March 26, 2006
SXSW Report #18: Rahim @ Soho Lounge
The first showcase I saw on Thursday evening was Rahim’s set at the Soho Lounge. A friend turned me on to this Brooklyn trio last summer when they released their debut EP Jungles. Jungles was an above-average slice of minimal, tuneful and vaguely danceable post-punk. However, I knew that I would have to hear an album’s worth of their material to decide whether they were truly something special, or just another notch on the Frenchkiss label’s belt. After the set they played this evening, I’m leaning toward the former.
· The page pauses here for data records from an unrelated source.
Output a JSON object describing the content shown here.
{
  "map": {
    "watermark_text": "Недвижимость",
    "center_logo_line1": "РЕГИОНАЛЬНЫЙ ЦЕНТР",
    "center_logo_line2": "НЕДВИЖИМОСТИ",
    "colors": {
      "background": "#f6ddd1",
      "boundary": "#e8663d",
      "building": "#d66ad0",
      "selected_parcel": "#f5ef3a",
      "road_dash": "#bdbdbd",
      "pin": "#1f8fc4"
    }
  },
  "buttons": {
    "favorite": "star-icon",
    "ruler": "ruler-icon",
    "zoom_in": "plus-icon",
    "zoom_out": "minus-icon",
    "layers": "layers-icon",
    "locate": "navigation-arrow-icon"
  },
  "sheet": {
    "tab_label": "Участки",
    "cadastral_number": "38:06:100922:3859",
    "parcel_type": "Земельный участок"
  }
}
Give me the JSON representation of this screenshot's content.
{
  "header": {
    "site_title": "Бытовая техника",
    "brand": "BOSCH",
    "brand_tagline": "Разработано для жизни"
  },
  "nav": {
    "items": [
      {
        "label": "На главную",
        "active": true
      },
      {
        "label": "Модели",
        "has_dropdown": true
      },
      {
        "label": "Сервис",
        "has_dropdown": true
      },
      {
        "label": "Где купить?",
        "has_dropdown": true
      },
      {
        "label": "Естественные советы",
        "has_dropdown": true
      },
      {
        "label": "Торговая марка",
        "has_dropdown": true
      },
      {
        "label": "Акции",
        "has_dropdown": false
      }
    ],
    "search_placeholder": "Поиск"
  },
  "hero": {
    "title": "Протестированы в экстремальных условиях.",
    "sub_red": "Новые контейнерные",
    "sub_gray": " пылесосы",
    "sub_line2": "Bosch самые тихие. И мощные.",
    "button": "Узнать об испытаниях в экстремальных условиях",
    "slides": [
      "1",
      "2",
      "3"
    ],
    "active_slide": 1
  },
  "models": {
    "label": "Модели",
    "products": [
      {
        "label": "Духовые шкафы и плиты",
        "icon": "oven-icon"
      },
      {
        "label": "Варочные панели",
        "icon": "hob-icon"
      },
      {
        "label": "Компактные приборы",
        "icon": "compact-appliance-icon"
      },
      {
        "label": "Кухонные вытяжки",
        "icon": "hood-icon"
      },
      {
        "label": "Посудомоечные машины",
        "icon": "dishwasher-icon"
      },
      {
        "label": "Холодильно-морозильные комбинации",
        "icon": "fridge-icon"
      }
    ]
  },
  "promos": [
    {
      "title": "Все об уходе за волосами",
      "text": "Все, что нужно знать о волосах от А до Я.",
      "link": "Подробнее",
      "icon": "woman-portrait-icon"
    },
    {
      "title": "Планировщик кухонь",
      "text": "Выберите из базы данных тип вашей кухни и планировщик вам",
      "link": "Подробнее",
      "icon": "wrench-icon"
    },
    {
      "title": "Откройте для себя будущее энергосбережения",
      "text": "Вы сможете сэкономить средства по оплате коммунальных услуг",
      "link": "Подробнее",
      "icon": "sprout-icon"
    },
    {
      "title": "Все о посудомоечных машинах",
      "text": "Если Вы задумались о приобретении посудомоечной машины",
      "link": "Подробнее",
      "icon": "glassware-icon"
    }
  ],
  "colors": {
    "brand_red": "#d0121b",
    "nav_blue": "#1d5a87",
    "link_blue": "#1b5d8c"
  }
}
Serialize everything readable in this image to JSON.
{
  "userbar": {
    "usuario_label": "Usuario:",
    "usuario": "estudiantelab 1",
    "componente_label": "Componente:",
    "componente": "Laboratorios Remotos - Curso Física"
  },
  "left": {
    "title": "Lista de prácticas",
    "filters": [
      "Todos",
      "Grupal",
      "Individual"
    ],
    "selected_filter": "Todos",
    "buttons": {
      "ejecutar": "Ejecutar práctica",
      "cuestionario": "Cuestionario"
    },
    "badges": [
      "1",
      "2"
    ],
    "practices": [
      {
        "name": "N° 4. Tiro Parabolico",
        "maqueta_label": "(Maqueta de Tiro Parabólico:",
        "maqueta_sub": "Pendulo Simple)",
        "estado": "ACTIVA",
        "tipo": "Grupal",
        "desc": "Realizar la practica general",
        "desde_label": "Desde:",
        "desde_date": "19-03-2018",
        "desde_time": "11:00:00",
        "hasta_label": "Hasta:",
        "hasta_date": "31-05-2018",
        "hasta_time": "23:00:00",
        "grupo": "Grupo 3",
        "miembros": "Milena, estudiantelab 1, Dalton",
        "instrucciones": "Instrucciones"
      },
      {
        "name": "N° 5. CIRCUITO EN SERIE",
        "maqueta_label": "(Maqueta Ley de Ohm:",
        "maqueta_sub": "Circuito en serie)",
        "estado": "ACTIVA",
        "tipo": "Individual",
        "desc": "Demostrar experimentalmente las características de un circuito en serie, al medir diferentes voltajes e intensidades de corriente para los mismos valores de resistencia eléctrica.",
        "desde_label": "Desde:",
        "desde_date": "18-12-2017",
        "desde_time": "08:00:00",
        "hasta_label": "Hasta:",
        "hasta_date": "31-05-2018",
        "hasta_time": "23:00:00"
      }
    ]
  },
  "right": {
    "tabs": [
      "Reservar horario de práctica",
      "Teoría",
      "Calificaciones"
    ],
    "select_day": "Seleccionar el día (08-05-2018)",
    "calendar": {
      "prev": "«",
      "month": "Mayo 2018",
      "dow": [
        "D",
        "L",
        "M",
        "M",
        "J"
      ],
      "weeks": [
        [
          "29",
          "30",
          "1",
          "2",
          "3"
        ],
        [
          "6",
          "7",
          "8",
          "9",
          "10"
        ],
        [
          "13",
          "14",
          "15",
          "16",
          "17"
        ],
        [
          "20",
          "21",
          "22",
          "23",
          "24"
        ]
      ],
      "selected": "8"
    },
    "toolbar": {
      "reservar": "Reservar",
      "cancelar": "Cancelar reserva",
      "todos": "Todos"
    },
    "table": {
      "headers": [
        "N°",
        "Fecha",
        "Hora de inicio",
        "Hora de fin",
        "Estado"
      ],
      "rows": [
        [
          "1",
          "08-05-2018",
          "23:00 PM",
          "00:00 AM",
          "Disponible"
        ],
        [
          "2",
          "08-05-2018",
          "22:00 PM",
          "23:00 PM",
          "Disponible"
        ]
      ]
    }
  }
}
Most of the material they played came from their upcoming full-length Ideal Lives. To be honest, both their album and their live show reminded me of Q and Not U circa Different Damage — when they were still getting used to the absence of their bassist, before they put a bit more funk in their music. However, the guys in Rahim are better singers, and they know a bit more about the power of a catchy chorus than Q and Not U did. Rahim’s bassist only played when it was absolutely necessary to, often switching to keyboard and auxiliary percussion depending on the needs of the song. The singer played single-string guitar riffs that sketched the barest outline of a chord progression. The drummer held his end up nicely with playing that was creative, but not flashy. I think my favorite songs of their set were the anthem-like “10,000 Horses” and “Forever Love,” which wasn’t as corny as its title would imply.
Author Sean Padilla at 2:55 PM